Task to carry out: In the entries below, find each line bearing the string "date" and copy it.

Web page and app entries
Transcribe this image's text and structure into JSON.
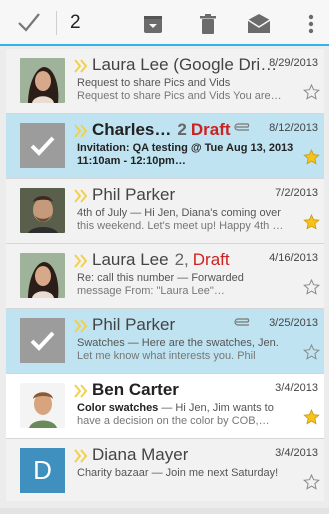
{
  "toolbar": {
    "selected_count": "2",
    "actions": [
      "done-icon",
      "archive-icon",
      "delete-icon",
      "mark-unread-icon",
      "overflow-menu-icon"
    ]
  },
  "accent_color": "#33b5e5",
  "selected_row_color": "#bfe3f1",
  "messages": [
    {
      "sender": "Laura Lee (Google Dri…",
      "date": "8/29/2013",
      "subject": "Request to share Pics and Vids",
      "snippet_line1": "",
      "line3": "Request to share Pics and Vids You are…",
      "starred": false,
      "selected": false
    },
    {
      "sender": "Charles…",
      "count": "2",
      "draft_label": "Draft",
      "date": "8/12/2013",
      "line2": "Invitation: QA testing @ Tue Aug 13, 2013",
      "line3": "11:10am - 12:10pm…",
      "starred": true,
      "selected": true,
      "attachment": true
    },
    {
      "sender": "Phil Parker",
      "date": "7/2/2013",
      "line2": "4th of July — Hi Jen, Diana's coming over",
      "line3": "this weekend. Let's meet up! Happy 4th …",
      "starred": true,
      "selected": false
    },
    {
      "sender": "Laura Lee",
      "count": "2,",
      "draft_label": "Draft",
      "date": "4/16/2013",
      "line2": "Re: call this number — Forwarded",
      "line3": "message From: \"Laura Lee\"…",
      "starred": false,
      "selected": false
    },
    {
      "sender": "Phil Parker",
      "date": "3/25/2013",
      "line2": "Swatches — Here are the swatches, Jen.",
      "line3": "Let me know what interests you. Phil",
      "starred": false,
      "selected": true,
      "attachment": true
    },
    {
      "sender": "Ben Carter",
      "date": "3/4/2013",
      "line2_subject": "Color swatches",
      "line2_rest": " — Hi Jen, Jim wants to",
      "line3": "have a decision on the color by COB,…",
      "starred": true,
      "selected": false
    },
    {
      "sender": "Diana Mayer",
      "date": "3/4/2013",
      "avatar_letter": "D",
      "line2": "Charity bazaar — Join me next Saturday!",
      "line3": "",
      "starred": false,
      "selected": false
    }
  ]
}
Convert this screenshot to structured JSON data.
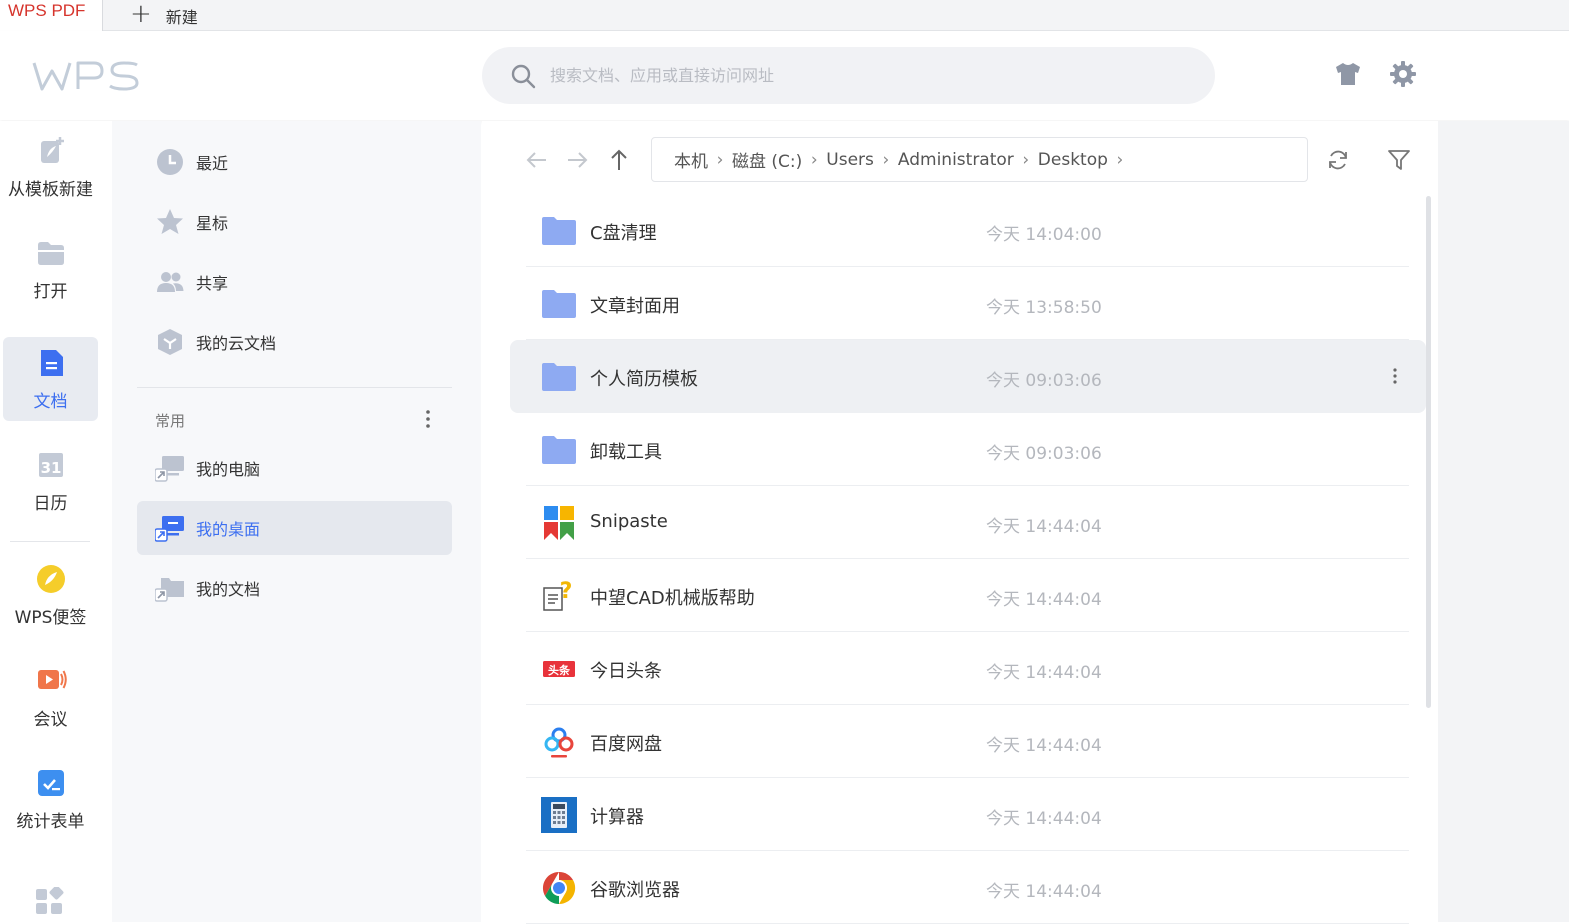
{
  "tabs": {
    "active_label": "WPS PDF",
    "new_label": "新建"
  },
  "header": {
    "search_placeholder": "搜索文档、应用或直接访问网址",
    "logo_text": "WPS"
  },
  "leftnav": [
    {
      "label": "从模板新建",
      "icon": "template-new-icon"
    },
    {
      "label": "打开",
      "icon": "folder-open-icon"
    },
    {
      "label": "文档",
      "icon": "document-icon"
    },
    {
      "label": "日历",
      "icon": "calendar-icon"
    },
    {
      "label": "WPS便签",
      "icon": "note-icon"
    },
    {
      "label": "会议",
      "icon": "meeting-icon"
    },
    {
      "label": "统计表单",
      "icon": "form-icon"
    }
  ],
  "sidebar": {
    "items": [
      {
        "label": "最近",
        "icon": "clock-icon"
      },
      {
        "label": "星标",
        "icon": "star-icon"
      },
      {
        "label": "共享",
        "icon": "people-icon"
      },
      {
        "label": "我的云文档",
        "icon": "cloud-doc-icon"
      }
    ],
    "section_title": "常用",
    "common": [
      {
        "label": "我的电脑",
        "icon": "computer-icon"
      },
      {
        "label": "我的桌面",
        "icon": "desktop-icon"
      },
      {
        "label": "我的文档",
        "icon": "docs-folder-icon"
      }
    ]
  },
  "breadcrumb": [
    "本机",
    "磁盘 (C:)",
    "Users",
    "Administrator",
    "Desktop"
  ],
  "files": [
    {
      "name": "C盘清理",
      "time": "今天 14:04:00",
      "icon": "folder-icon"
    },
    {
      "name": "文章封面用",
      "time": "今天 13:58:50",
      "icon": "folder-icon"
    },
    {
      "name": "个人简历模板",
      "time": "今天 09:03:06",
      "icon": "folder-icon"
    },
    {
      "name": "卸载工具",
      "time": "今天 09:03:06",
      "icon": "folder-icon"
    },
    {
      "name": "Snipaste",
      "time": "今天 14:44:04",
      "icon": "snipaste-icon"
    },
    {
      "name": "中望CAD机械版帮助",
      "time": "今天 14:44:04",
      "icon": "help-doc-icon"
    },
    {
      "name": "今日头条",
      "time": "今天 14:44:04",
      "icon": "toutiao-icon",
      "icon_text": "头条"
    },
    {
      "name": "百度网盘",
      "time": "今天 14:44:04",
      "icon": "baidu-netdisk-icon"
    },
    {
      "name": "计算器",
      "time": "今天 14:44:04",
      "icon": "calculator-icon"
    },
    {
      "name": "谷歌浏览器",
      "time": "今天 14:44:04",
      "icon": "chrome-icon"
    }
  ],
  "colors": {
    "accent": "#3d6ff0",
    "folder": "#8eaaf2",
    "brand_red": "#d6342c"
  }
}
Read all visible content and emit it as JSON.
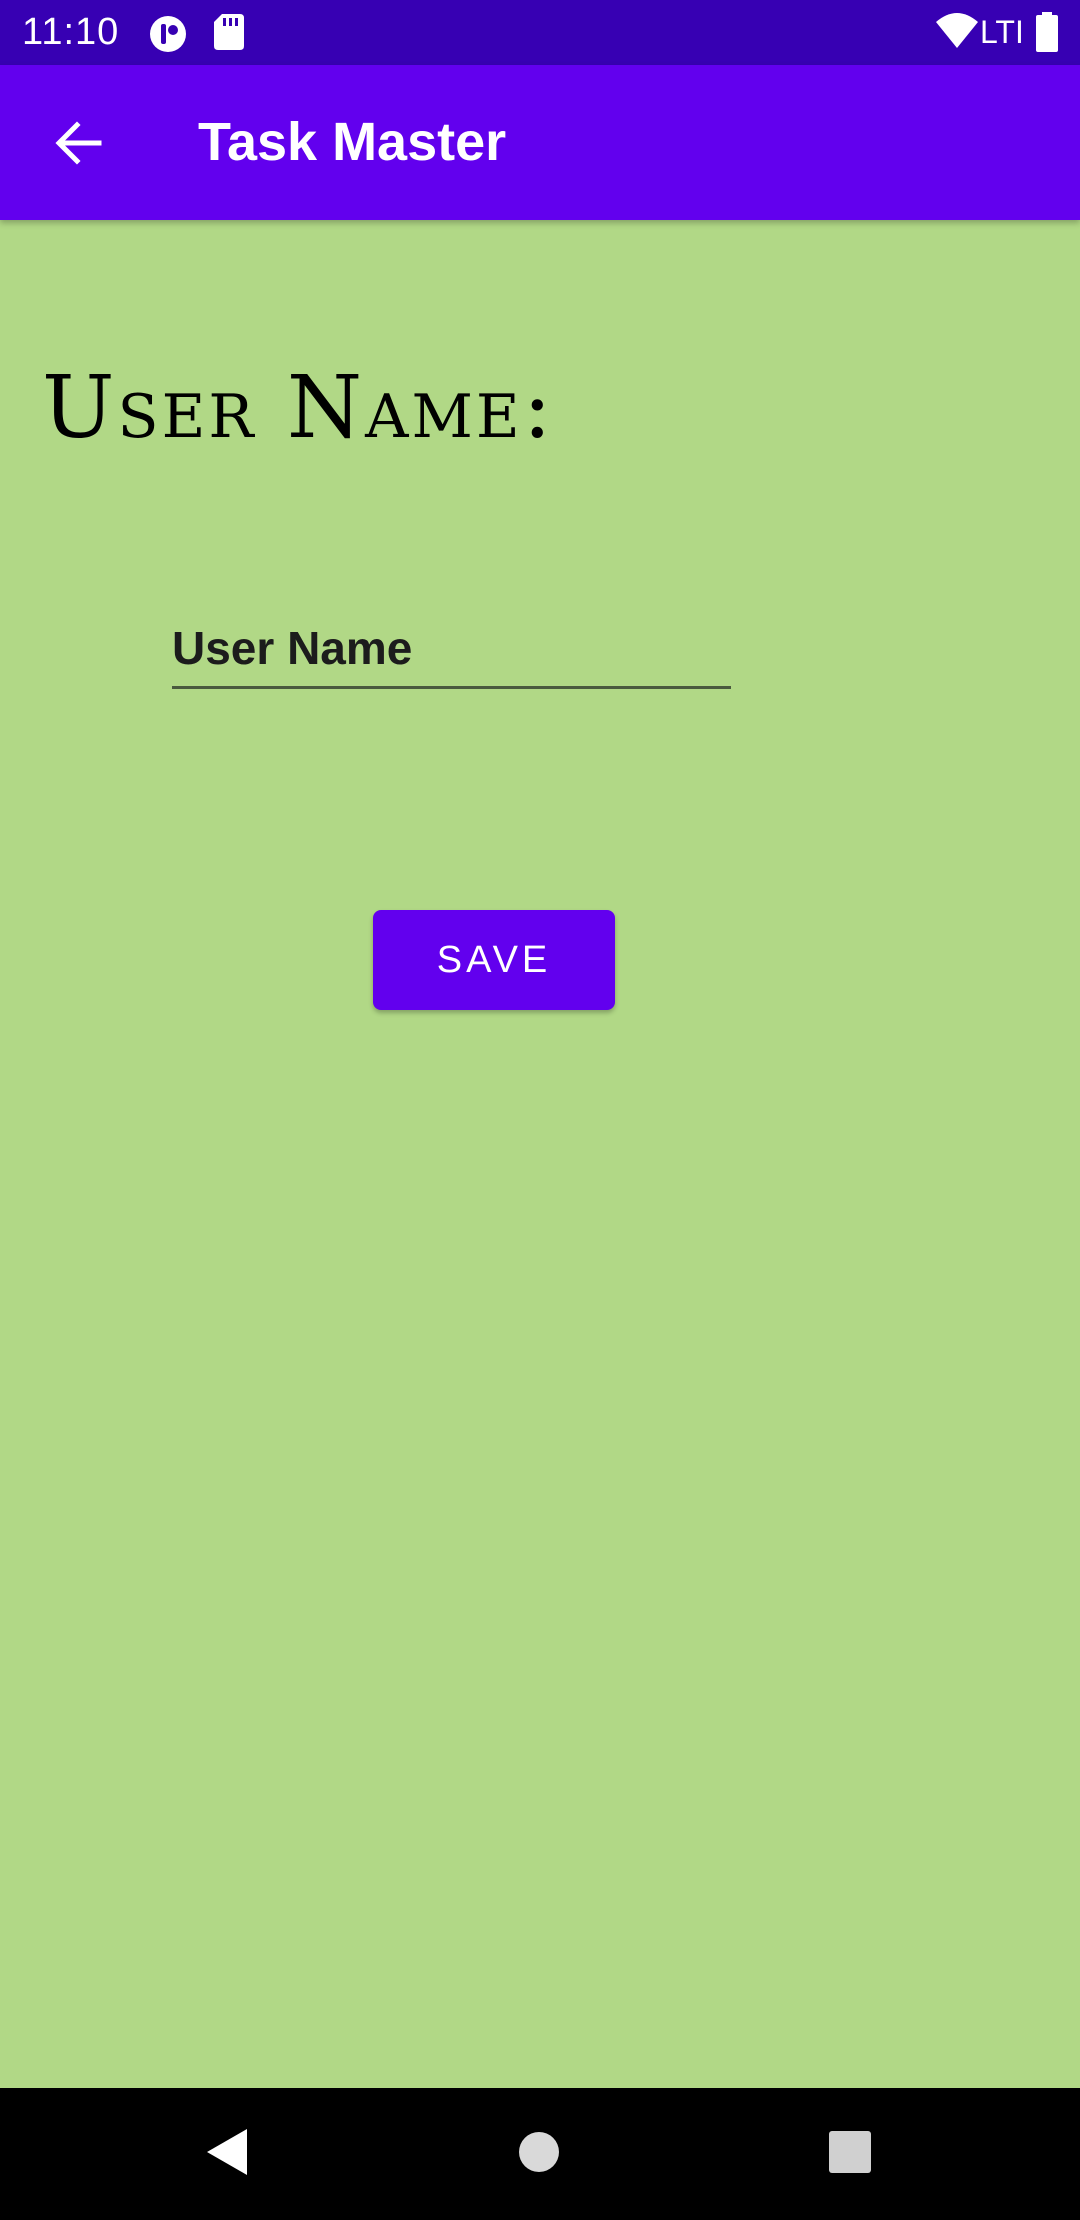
{
  "status_bar": {
    "time": "11:10",
    "network_label": "LTI",
    "icons": [
      "notification-app-icon",
      "sd-card-icon",
      "wifi-icon",
      "battery-icon"
    ]
  },
  "app_bar": {
    "title": "Task Master",
    "back_icon": "arrow-back-icon"
  },
  "main": {
    "heading": "User Name:",
    "user_name_input": {
      "value": "",
      "placeholder": "User Name"
    },
    "save_label": "SAVE"
  },
  "nav_bar": {
    "icons": [
      "back-triangle-icon",
      "home-circle-icon",
      "recents-square-icon"
    ]
  },
  "colors": {
    "background": "#b1d886",
    "status_bar": "#3700b3",
    "app_bar": "#6200ee",
    "button": "#6200ee"
  }
}
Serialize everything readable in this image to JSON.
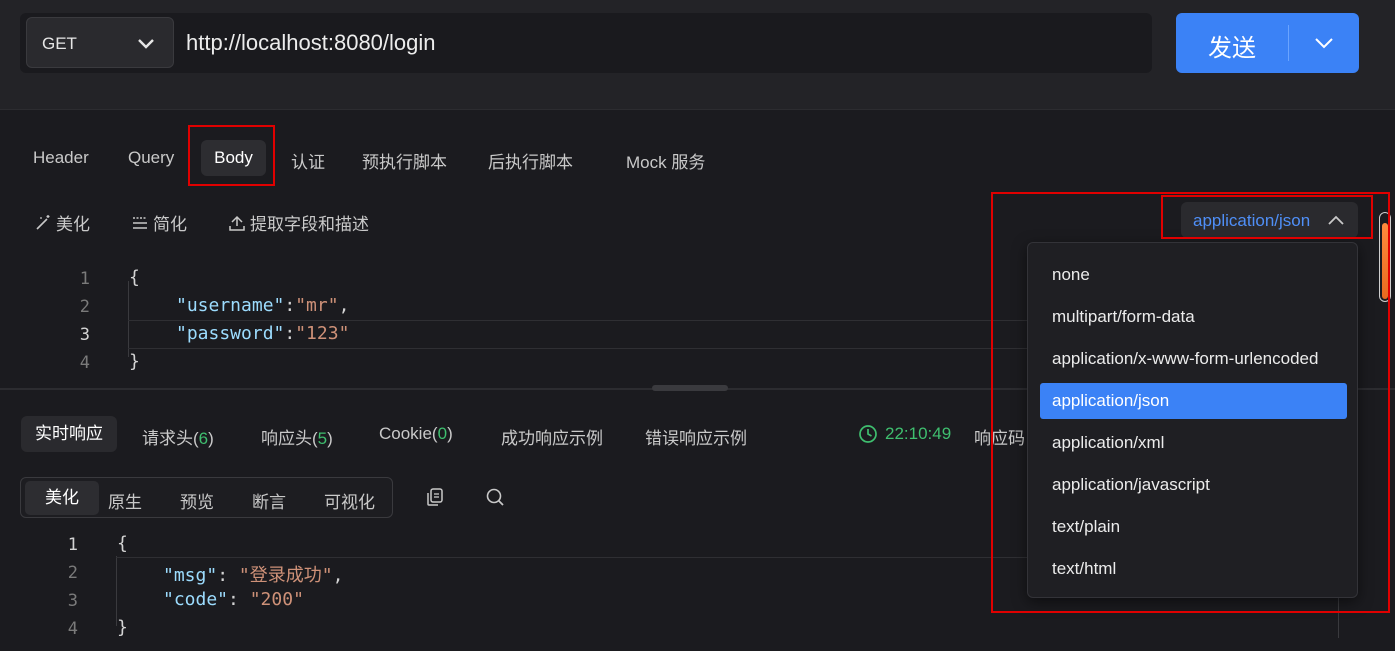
{
  "request": {
    "method": "GET",
    "url": "http://localhost:8080/login",
    "send_label": "发送"
  },
  "tabs": [
    {
      "label": "Header"
    },
    {
      "label": "Query"
    },
    {
      "label": "Body"
    },
    {
      "label": "认证"
    },
    {
      "label": "预执行脚本"
    },
    {
      "label": "后执行脚本"
    },
    {
      "label": "Mock 服务"
    }
  ],
  "body_tools": {
    "beautify": "美化",
    "simplify": "简化",
    "extract": "提取字段和描述"
  },
  "content_type": {
    "selected": "application/json",
    "options": [
      "none",
      "multipart/form-data",
      "application/x-www-form-urlencoded",
      "application/json",
      "application/xml",
      "application/javascript",
      "text/plain",
      "text/html"
    ]
  },
  "request_body": {
    "line_numbers": [
      "1",
      "2",
      "3",
      "4"
    ],
    "open_brace": "{",
    "close_brace": "}",
    "username_key": "\"username\"",
    "username_val": "\"mr\"",
    "password_key": "\"password\"",
    "password_val": "\"123\""
  },
  "response_tabs": {
    "realtime": "实时响应",
    "req_headers": "请求头(",
    "req_headers_count": "6",
    "resp_headers": "响应头(",
    "resp_headers_count": "5",
    "cookie": "Cookie(",
    "cookie_count": "0",
    "close_paren": ")",
    "success_example": "成功响应示例",
    "error_example": "错误响应示例"
  },
  "response_meta": {
    "time": "22:10:49",
    "code_label": "响应码"
  },
  "view_modes": {
    "beautify": "美化",
    "raw": "原生",
    "preview": "预览",
    "assert": "断言",
    "visualize": "可视化"
  },
  "response_body": {
    "line_numbers": [
      "1",
      "2",
      "3",
      "4"
    ],
    "open_brace": "{",
    "close_brace": "}",
    "msg_key": "\"msg\"",
    "msg_val": "\"登录成功\"",
    "code_key": "\"code\"",
    "code_val": "\"200\""
  },
  "colors": {
    "accent": "#3b82f6",
    "success": "#3fbf6f",
    "annotation": "#e00000"
  }
}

Result of the exercise:
      "date": "8/29/2013",
      "date": "8/12/2013",
      "date": "7/2/2013",
      "date": "4/16/2013",
      "date": "3/25/2013",
      "date": "3/4/2013",
      "date": "3/4/2013",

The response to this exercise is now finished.